I remember once I read a book on mental illness and there was a nurse that had gotten sick. Do you know what she died from? From worrying about the mental patients not being able to get their food. She became a mental patient. I really believe that we as human beings . . . the way we treat others is the only way the world is going to become perfect. If you decide you want to be treated good, and you treat someone else good, or you want to learn something, it's information. It's getting the right, good information.
Jarrett: Your music is beautiful, but you also dress beautifully. Explain your interest in clothes.
Coleman: It seems to me that in the western world, culture has something to do with appearance. A person that's out creating good stuff has got to appreciate someone when they take the time to have an appearance that goes with what they're doing. It just makes that person feel that what his work is is going to be more valid. But who wants to see a guy standing in front, looking like a bum, doing something that a bums don't do? This don't make sense.
It's not that I think that everything has to be uniform, but I think that having an appearance that someone can appreciate without you being bourgeois or a snob has got to make a person feel good in your company, especially if you are a nice person. I basically like to have an appearance, first, that is harmless, and, secondly, that is interesting to see. It makes people more comfortable, or it makes people more sensitive about themself in relationship to what it is they want to ask you.
Jarrett: I meant to ask you earlier, when you write symphonic music do you approach it . . .
Coleman: Same way as I play.
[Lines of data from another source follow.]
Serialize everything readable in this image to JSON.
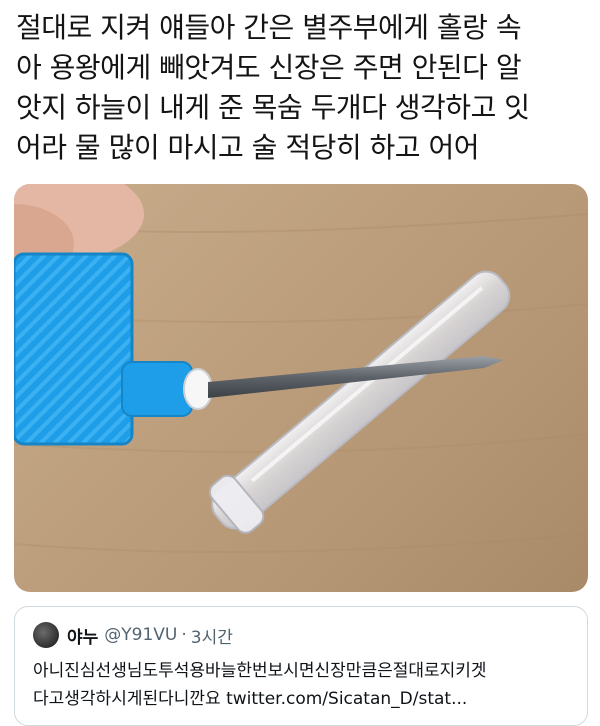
{
  "post": {
    "lines": [
      "절대로 지켜 얘들아 간은 별주부에게 홀랑 속",
      "아 용왕에게 빼앗겨도 신장은 주면 안된다 알",
      "앗지 하늘이 내게 준 목숨 두개다 생각하고 잇",
      "어라 물 많이 마시고 술 적당히 하고 어어"
    ]
  },
  "quote": {
    "name": "야누",
    "handle": "@Y91VU",
    "separator": "·",
    "time": "3시간",
    "lines": [
      "아니진심선생님도투석용바늘한번보시면신장만큼은절대로지키겟",
      "다고생각하시게된다니깐요 twitter.com/Sicatan_D/stat..."
    ]
  },
  "colors": {
    "text": "#141414",
    "muted": "#536471",
    "border": "#cfd9de",
    "syringe_blue": "#1e9ee8"
  }
}
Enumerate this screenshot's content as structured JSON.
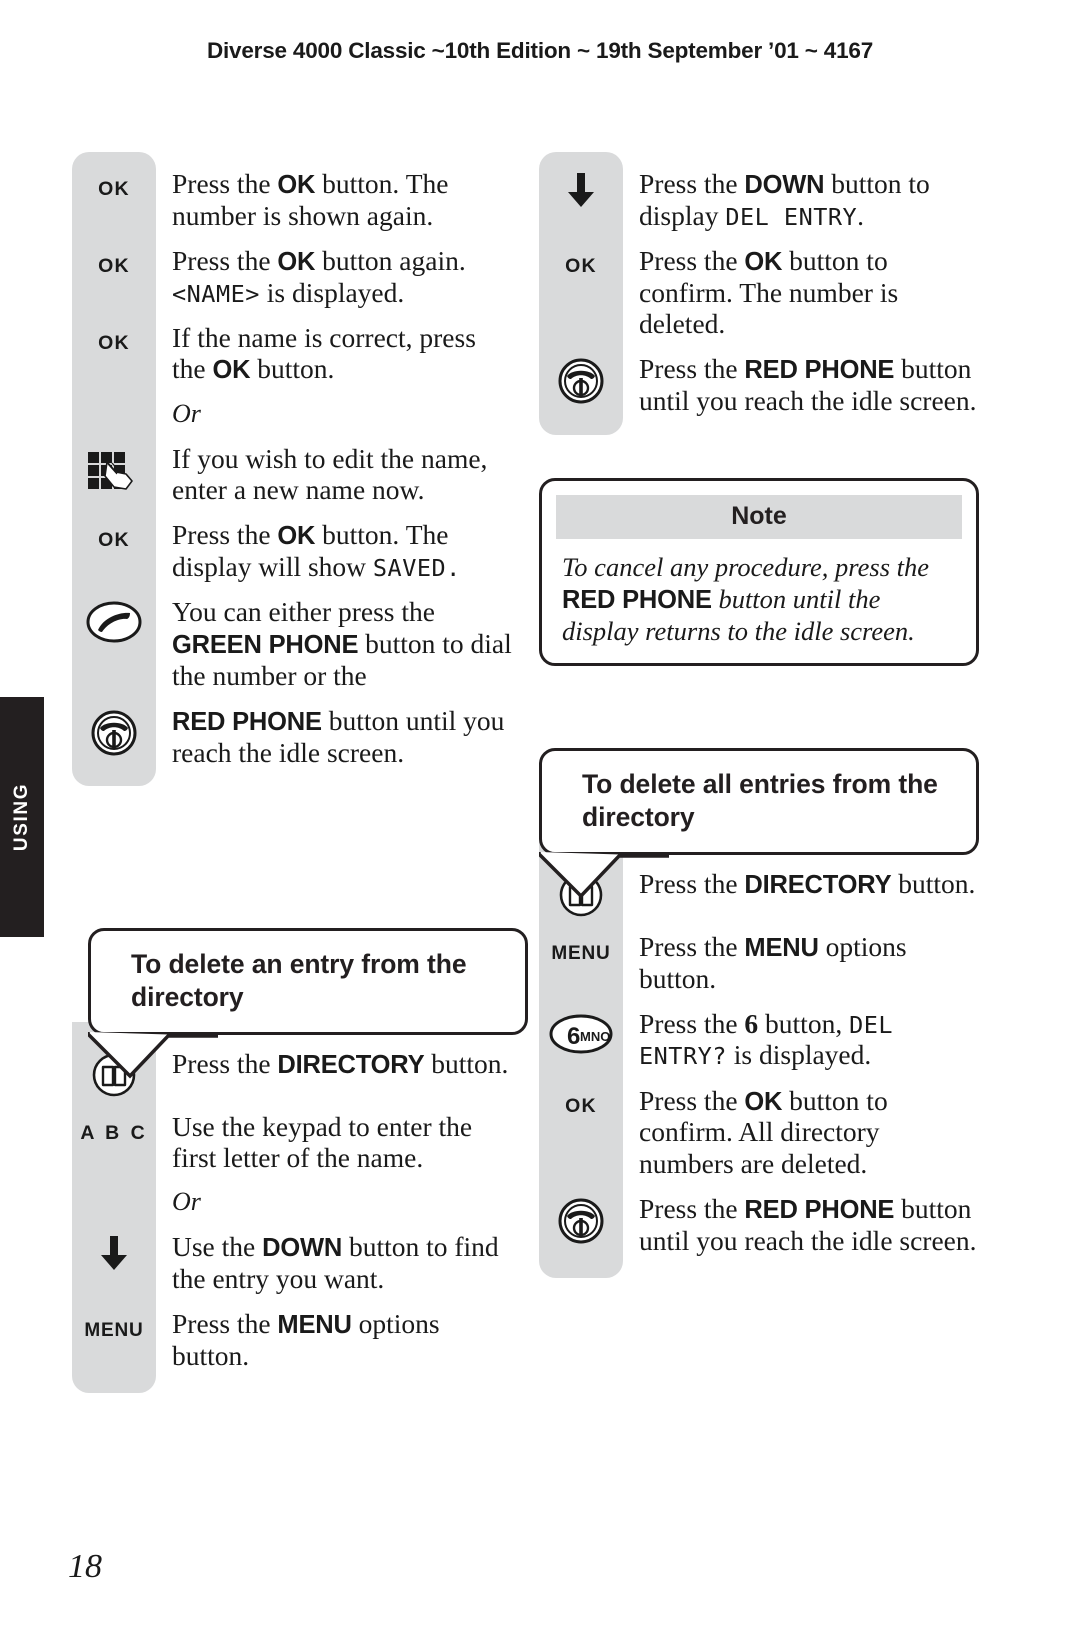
{
  "header": {
    "title": "Diverse 4000 Classic ~10th Edition ~ 19th September ’01 ~ 4167"
  },
  "side_tab": {
    "label": "USING"
  },
  "page_number": "18",
  "icons": {
    "ok": "OK",
    "menu": "MENU",
    "abc": "A B C",
    "key6_digit": "6",
    "key6_letters": "MNO"
  },
  "left_column": {
    "group1": {
      "steps": [
        {
          "icon": "ok-key-icon",
          "icon_label": "OK",
          "parts": [
            {
              "t": "Press the ",
              "style": "normal"
            },
            {
              "t": "OK",
              "style": "bold"
            },
            {
              "t": " button. The number is shown again.",
              "style": "normal"
            }
          ]
        },
        {
          "icon": "ok-key-icon",
          "icon_label": "OK",
          "parts": [
            {
              "t": "Press the ",
              "style": "normal"
            },
            {
              "t": "OK",
              "style": "bold"
            },
            {
              "t": " button again. ",
              "style": "normal"
            },
            {
              "t": "<NAME>",
              "style": "lcd"
            },
            {
              "t": " is displayed.",
              "style": "normal"
            }
          ]
        },
        {
          "icon": "ok-key-icon",
          "icon_label": "OK",
          "parts": [
            {
              "t": "If the name is correct, press the ",
              "style": "normal"
            },
            {
              "t": "OK",
              "style": "bold"
            },
            {
              "t": " button.",
              "style": "normal"
            }
          ]
        },
        {
          "icon": "none",
          "icon_label": "",
          "or": true,
          "parts": [
            {
              "t": "Or",
              "style": "italic"
            }
          ]
        },
        {
          "icon": "keypad-hand-icon",
          "icon_label": "",
          "parts": [
            {
              "t": "If you wish to edit the name, enter a new name now.",
              "style": "normal"
            }
          ]
        },
        {
          "icon": "ok-key-icon",
          "icon_label": "OK",
          "parts": [
            {
              "t": "Press the ",
              "style": "normal"
            },
            {
              "t": "OK",
              "style": "bold"
            },
            {
              "t": " button. The display will show ",
              "style": "normal"
            },
            {
              "t": "SAVED.",
              "style": "lcd"
            }
          ]
        },
        {
          "icon": "green-phone-icon",
          "icon_label": "",
          "parts": [
            {
              "t": "You can either press the ",
              "style": "normal"
            },
            {
              "t": "GREEN PHONE",
              "style": "bold"
            },
            {
              "t": " button to dial the number or the ",
              "style": "normal"
            }
          ]
        },
        {
          "icon": "red-phone-icon",
          "icon_label": "",
          "parts": [
            {
              "t": "RED PHONE",
              "style": "bold"
            },
            {
              "t": " button until you reach the idle screen.",
              "style": "normal"
            }
          ]
        }
      ]
    },
    "callout": {
      "title": "To delete an entry from the directory"
    },
    "group2": {
      "steps": [
        {
          "icon": "directory-book-icon",
          "icon_label": "",
          "parts": [
            {
              "t": "Press the ",
              "style": "normal"
            },
            {
              "t": "DIRECTORY",
              "style": "bold"
            },
            {
              "t": " button.",
              "style": "normal"
            }
          ]
        },
        {
          "icon": "abc-key-icon",
          "icon_label": "A B C",
          "parts": [
            {
              "t": "Use the keypad to enter the first letter of the name.",
              "style": "normal"
            }
          ]
        },
        {
          "icon": "none",
          "icon_label": "",
          "or": true,
          "parts": [
            {
              "t": "Or",
              "style": "italic"
            }
          ]
        },
        {
          "icon": "down-arrow-icon",
          "icon_label": "",
          "parts": [
            {
              "t": "Use the ",
              "style": "normal"
            },
            {
              "t": "DOWN",
              "style": "bold"
            },
            {
              "t": " button to find the entry you want.",
              "style": "normal"
            }
          ]
        },
        {
          "icon": "menu-key-icon",
          "icon_label": "MENU",
          "parts": [
            {
              "t": "Press the ",
              "style": "normal"
            },
            {
              "t": "MENU",
              "style": "bold"
            },
            {
              "t": " options button.",
              "style": "normal"
            }
          ]
        }
      ]
    }
  },
  "right_column": {
    "group1": {
      "steps": [
        {
          "icon": "down-arrow-icon",
          "icon_label": "",
          "parts": [
            {
              "t": "Press the ",
              "style": "normal"
            },
            {
              "t": "DOWN",
              "style": "bold"
            },
            {
              "t": " button to display ",
              "style": "normal"
            },
            {
              "t": "DEL ENTRY",
              "style": "lcd"
            },
            {
              "t": ".",
              "style": "normal"
            }
          ]
        },
        {
          "icon": "ok-key-icon",
          "icon_label": "OK",
          "parts": [
            {
              "t": "Press the ",
              "style": "normal"
            },
            {
              "t": "OK",
              "style": "bold"
            },
            {
              "t": " button to confirm. The number is deleted.",
              "style": "normal"
            }
          ]
        },
        {
          "icon": "red-phone-icon",
          "icon_label": "",
          "parts": [
            {
              "t": "Press the ",
              "style": "normal"
            },
            {
              "t": "RED PHONE",
              "style": "bold"
            },
            {
              "t": " button until you reach the idle screen.",
              "style": "normal"
            }
          ]
        }
      ]
    },
    "note": {
      "header": "Note",
      "parts": [
        {
          "t": "To cancel any procedure, press the ",
          "style": "italic"
        },
        {
          "t": "RED PHONE",
          "style": "bold"
        },
        {
          "t": " button until the display returns to the idle screen.",
          "style": "italic"
        }
      ]
    },
    "callout": {
      "title": "To delete all entries from the directory"
    },
    "group2": {
      "steps": [
        {
          "icon": "directory-book-icon",
          "icon_label": "",
          "parts": [
            {
              "t": "Press the ",
              "style": "normal"
            },
            {
              "t": "DIRECTORY",
              "style": "bold"
            },
            {
              "t": " button.",
              "style": "normal"
            }
          ]
        },
        {
          "icon": "menu-key-icon",
          "icon_label": "MENU",
          "parts": [
            {
              "t": "Press the ",
              "style": "normal"
            },
            {
              "t": "MENU",
              "style": "bold"
            },
            {
              "t": " options button.",
              "style": "normal"
            }
          ]
        },
        {
          "icon": "key6-mno-icon",
          "icon_label": "",
          "parts": [
            {
              "t": "Press the ",
              "style": "normal"
            },
            {
              "t": "6",
              "style": "bold-serif"
            },
            {
              "t": " button, ",
              "style": "normal"
            },
            {
              "t": "DEL ENTRY?",
              "style": "lcd"
            },
            {
              "t": " is displayed.",
              "style": "normal"
            }
          ]
        },
        {
          "icon": "ok-key-icon",
          "icon_label": "OK",
          "parts": [
            {
              "t": "Press the ",
              "style": "normal"
            },
            {
              "t": "OK",
              "style": "bold"
            },
            {
              "t": " button to confirm. All directory numbers are deleted.",
              "style": "normal"
            }
          ]
        },
        {
          "icon": "red-phone-icon",
          "icon_label": "",
          "parts": [
            {
              "t": "Press the ",
              "style": "normal"
            },
            {
              "t": "RED PHONE",
              "style": "bold"
            },
            {
              "t": " button until you reach the idle screen.",
              "style": "normal"
            }
          ]
        }
      ]
    }
  }
}
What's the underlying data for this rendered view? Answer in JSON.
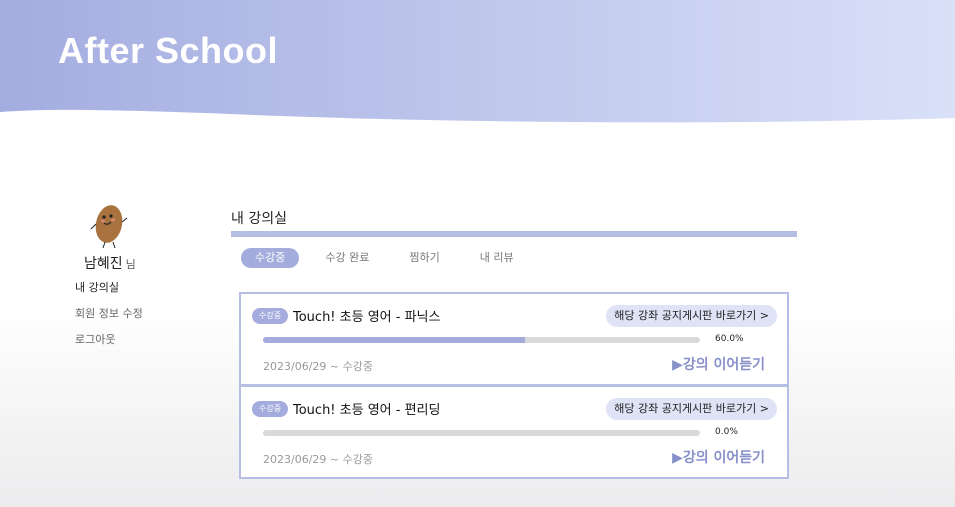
{
  "header": {
    "brand": "After School",
    "gradient_from": "#a4ade0",
    "gradient_to": "#d9e0f8"
  },
  "sidebar": {
    "avatar_icon": "potato-character-icon",
    "user_name": "남혜진",
    "user_suffix": "님",
    "menu": [
      {
        "label": "내 강의실",
        "active": true
      },
      {
        "label": "회원 정보 수정",
        "active": false
      },
      {
        "label": "로그아웃",
        "active": false
      }
    ]
  },
  "main": {
    "title": "내 강의실",
    "tabs": [
      {
        "label": "수강중",
        "active": true
      },
      {
        "label": "수강 완료",
        "active": false
      },
      {
        "label": "찜하기",
        "active": false
      },
      {
        "label": "내 리뷰",
        "active": false
      }
    ],
    "courses": [
      {
        "status": "수강중",
        "title": "Touch! 초등 영어 - 파닉스",
        "notice_link": "해당 강좌 공지게시판 바로가기 >",
        "progress": 60.0,
        "progress_text": "60.0%",
        "period": "2023/06/29 ~ 수강중",
        "resume_label": "▶강의 이어듣기"
      },
      {
        "status": "수강중",
        "title": "Touch! 초등 영어 - 편리딩",
        "notice_link": "해당 강좌 공지게시판 바로가기 >",
        "progress": 0.0,
        "progress_text": "0.0%",
        "period": "2023/06/29 ~ 수강중",
        "resume_label": "▶강의 이어듣기"
      }
    ]
  },
  "colors": {
    "accent": "#a3acdc",
    "accent_dark": "#8790c9",
    "card_border": "#b7bee3"
  }
}
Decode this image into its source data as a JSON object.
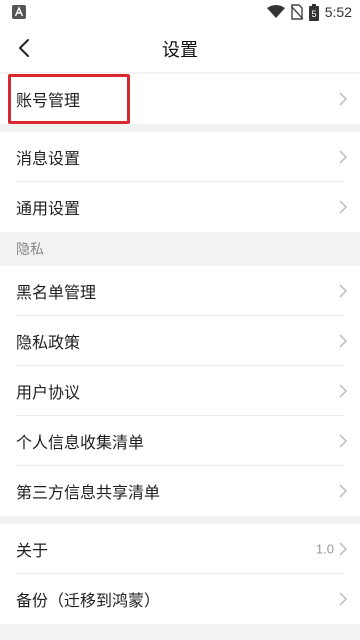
{
  "status_bar": {
    "left_icon": "a-notification-icon",
    "time": "5:52",
    "icons": [
      "wifi-icon",
      "no-sim-icon",
      "battery-icon"
    ],
    "battery_level": "5"
  },
  "header": {
    "title": "设置",
    "back_icon": "chevron-left-icon"
  },
  "groups": {
    "account": [
      {
        "label": "账号管理"
      }
    ],
    "general": [
      {
        "label": "消息设置"
      },
      {
        "label": "通用设置"
      }
    ],
    "privacy_header": "隐私",
    "privacy": [
      {
        "label": "黑名单管理"
      },
      {
        "label": "隐私政策"
      },
      {
        "label": "用户协议"
      },
      {
        "label": "个人信息收集清单"
      },
      {
        "label": "第三方信息共享清单"
      }
    ],
    "about": [
      {
        "label": "关于",
        "value": "1.0"
      },
      {
        "label": "备份（迁移到鸿蒙）"
      }
    ]
  },
  "highlight_color": "#d9292f"
}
You've got to realize. In the western world, regardless of what color you are, what title the music is, it's all played by the same notes. When you see Horowitz sit down at the piano, he's still punching C. When you see Willie Nelson get his guitar, he's punching C. Me, I'm punching C. We're all playing the same notes.
It's just someone has labelled us as having a different label to do what you do. I find that labels are the worst thing in the world for artistic expression. It should be like, whatever your name is--you doing what you do--and not labels. It's not nice to put people in categories.
November 8, 1987, Atlanta, GA